5. They want the power to enact their ideas badly enough to do almost anything.
The liberals in academia do not just have scholarly expertise. They have strong opinions about the way the world should run. Given such authority over the minds of young people, they come easily to believe that they are right about everything and the existing world is a disappointing failure to live up to their high-minded standards. Living in such a painful disconnect between the ordinary commonsense world that grows their food and trades their retirement fund shares on the one hand, and the impractical hypotheticals of their ideological fantasies on the other hand, liberals develop a kind of sadism toward people they think should agree with them but who don’t.
Never have I experienced as much racism as I encountered from white liberals at Cal State Northridge. Three weeks after starting work the head of creative writing asked me to hold a cigar and fake a Cuban accent in front of a graduate class led by a gay colleague who apparently saw nothing with this humiliating use of my ethnicity to stage a scene from a colleague’s play. When I revealed that I didn’t like the way this white liberal was treating me, the hostility to me escalated. The head of creative writing would go on, in later years, to denounce me for my work in national security; he would even circulate rumors that I was recruiting for the CIA and was trying to implement state-run subversion of the university’s academic rights. One day as I walked through the office his wife suddenly barked at me about my having promised to buy their daughter’s Girl Scout cookies.
Liberals hold beliefs that place them constantly at odds with reality, and instead of questioning their beliefs, they come to hate the people stuck in the world’s reality. To overcome this crushing disappointment, they become ever more desperate for power, always wanting one more chance to force their vision on the unwilling people unfortunate enough to populate their surroundings.
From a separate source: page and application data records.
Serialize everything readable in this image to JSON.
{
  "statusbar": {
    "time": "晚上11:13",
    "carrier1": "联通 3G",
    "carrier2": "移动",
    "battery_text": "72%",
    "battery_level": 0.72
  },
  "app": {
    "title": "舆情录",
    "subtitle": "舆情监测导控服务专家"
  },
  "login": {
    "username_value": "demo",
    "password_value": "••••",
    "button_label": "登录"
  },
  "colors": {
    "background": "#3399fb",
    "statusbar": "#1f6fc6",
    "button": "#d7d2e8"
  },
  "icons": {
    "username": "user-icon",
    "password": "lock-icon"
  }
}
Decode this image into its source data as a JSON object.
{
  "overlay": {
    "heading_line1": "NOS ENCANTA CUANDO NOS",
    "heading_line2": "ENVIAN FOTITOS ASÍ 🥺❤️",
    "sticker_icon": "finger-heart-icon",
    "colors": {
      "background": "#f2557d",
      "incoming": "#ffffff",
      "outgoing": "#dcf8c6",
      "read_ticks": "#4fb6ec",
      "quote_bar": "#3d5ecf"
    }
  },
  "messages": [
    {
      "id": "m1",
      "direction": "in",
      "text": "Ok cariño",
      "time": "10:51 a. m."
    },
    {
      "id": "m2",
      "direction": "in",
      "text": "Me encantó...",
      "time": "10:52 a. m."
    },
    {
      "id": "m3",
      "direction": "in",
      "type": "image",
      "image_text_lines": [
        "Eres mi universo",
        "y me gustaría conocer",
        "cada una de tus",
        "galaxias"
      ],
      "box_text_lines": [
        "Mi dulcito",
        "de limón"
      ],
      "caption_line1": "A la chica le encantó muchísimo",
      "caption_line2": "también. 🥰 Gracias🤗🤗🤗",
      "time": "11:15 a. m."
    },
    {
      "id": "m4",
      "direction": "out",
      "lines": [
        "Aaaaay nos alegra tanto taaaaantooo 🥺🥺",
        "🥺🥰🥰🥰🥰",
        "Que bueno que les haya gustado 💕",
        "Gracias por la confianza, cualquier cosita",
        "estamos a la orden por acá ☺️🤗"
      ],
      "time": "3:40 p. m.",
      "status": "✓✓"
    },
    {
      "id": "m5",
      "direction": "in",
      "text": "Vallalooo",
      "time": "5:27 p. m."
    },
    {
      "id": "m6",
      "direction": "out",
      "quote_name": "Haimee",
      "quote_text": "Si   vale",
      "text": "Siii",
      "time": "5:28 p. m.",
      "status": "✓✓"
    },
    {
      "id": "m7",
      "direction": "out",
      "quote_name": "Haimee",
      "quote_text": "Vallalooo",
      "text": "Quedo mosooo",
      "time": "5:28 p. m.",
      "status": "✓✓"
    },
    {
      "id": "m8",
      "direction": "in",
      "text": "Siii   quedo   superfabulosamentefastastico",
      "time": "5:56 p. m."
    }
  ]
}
Because I saw this so much, I have no problem believing that liberals would work together to defraud an election. They want to defeat Trump the way many people want to breathe and eat; it is existential for them. Why? Largely, because they see in the alternative to Trump yet another distant hope of getting their chance to change the world in all the idealistic ways they yearn for. They believe that the Green New Deal, bans on ex-gay therapy, transgender surgery, single-payer health care, abolition of the police, open borders, and plush funding for teacher unions are so wondrous that anyone would want them too, if only people like Trump weren’t there to distract them with alternative views. Biden will probably deliver none of these changes to them. But for the time being, in their craving for another chance to implement their policies in full, they have seized upon the election as a do-or-die test.
The motives to rig the election are so overpowering, there is no question that have the will to commit voter fraud in the event that the people do not agree with their vision.
The liberals are stealing the election. Let nobody say there is “no evidence.” Circumstantial evidence is evidence. Numbers and absurd explanations for statistically impossible coincidences are evidence. And the history of liberal character traits is evidence. The liberals are trying to commit election fraud.